[Entries from a dataset of interfaces]

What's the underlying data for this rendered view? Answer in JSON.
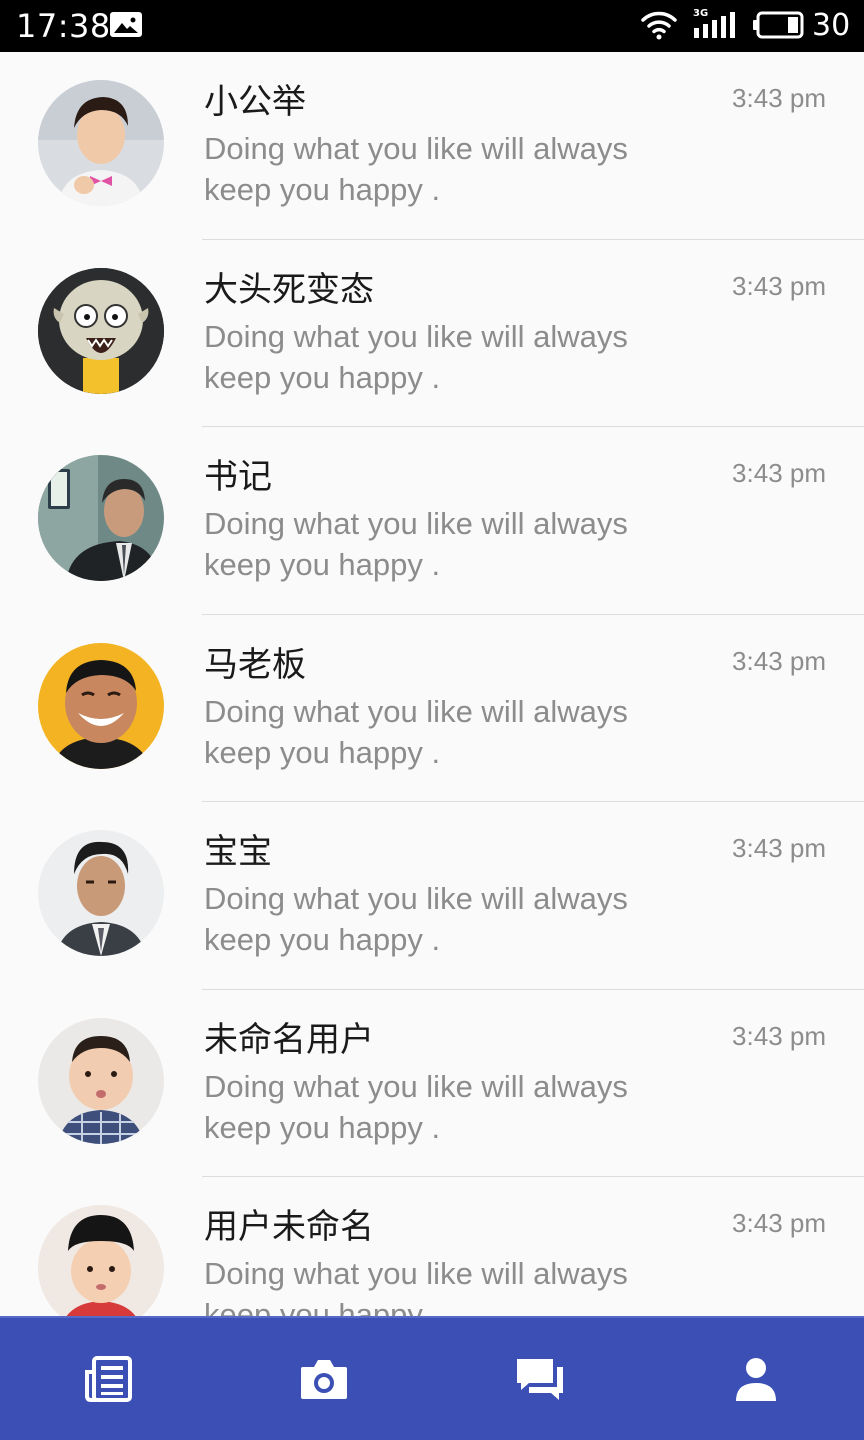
{
  "status_bar": {
    "time": "17:38",
    "network": "3G",
    "battery_level": "30",
    "icons": [
      "image-notification-icon",
      "wifi-icon",
      "cell-signal-icon",
      "battery-icon"
    ]
  },
  "chats": [
    {
      "name": "小公举",
      "message": "Doing what you like will always keep you happy .",
      "time": "3:43 pm",
      "avatar": "avatar-young-man-pink-bowtie"
    },
    {
      "name": "大头死变态",
      "message": "Doing what you like will always keep you happy .",
      "time": "3:43 pm",
      "avatar": "avatar-fish-mask"
    },
    {
      "name": "书记",
      "message": "Doing what you like will always keep you happy .",
      "time": "3:43 pm",
      "avatar": "avatar-man-in-suit-office"
    },
    {
      "name": "马老板",
      "message": "Doing what you like will always keep you happy .",
      "time": "3:43 pm",
      "avatar": "avatar-smiling-man-yellow"
    },
    {
      "name": "宝宝",
      "message": "Doing what you like will always keep you happy .",
      "time": "3:43 pm",
      "avatar": "avatar-man-dark-suit"
    },
    {
      "name": "未命名用户",
      "message": "Doing what you like will always keep you happy .",
      "time": "3:43 pm",
      "avatar": "avatar-toddler-plaid-shirt"
    },
    {
      "name": "用户未命名",
      "message": "Doing what you like will always keep you happy .",
      "time": "3:43 pm",
      "avatar": "avatar-toddler-black-hat"
    }
  ],
  "colors": {
    "nav_background": "#3c4fb5",
    "list_background": "#fafafa",
    "name_text": "#1a1a1a",
    "secondary_text": "#8c8c8c",
    "divider": "#dcdcdc"
  },
  "bottom_nav": {
    "items": [
      {
        "icon": "news-icon"
      },
      {
        "icon": "camera-icon"
      },
      {
        "icon": "chat-icon"
      },
      {
        "icon": "person-icon"
      }
    ]
  }
}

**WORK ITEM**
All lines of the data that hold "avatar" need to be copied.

**SOLUTION FOR THIS TASK**
      "avatar": "avatar-young-man-pink-bowtie"
      "avatar": "avatar-fish-mask"
      "avatar": "avatar-man-in-suit-office"
      "avatar": "avatar-smiling-man-yellow"
      "avatar": "avatar-man-dark-suit"
      "avatar": "avatar-toddler-plaid-shirt"
      "avatar": "avatar-toddler-black-hat"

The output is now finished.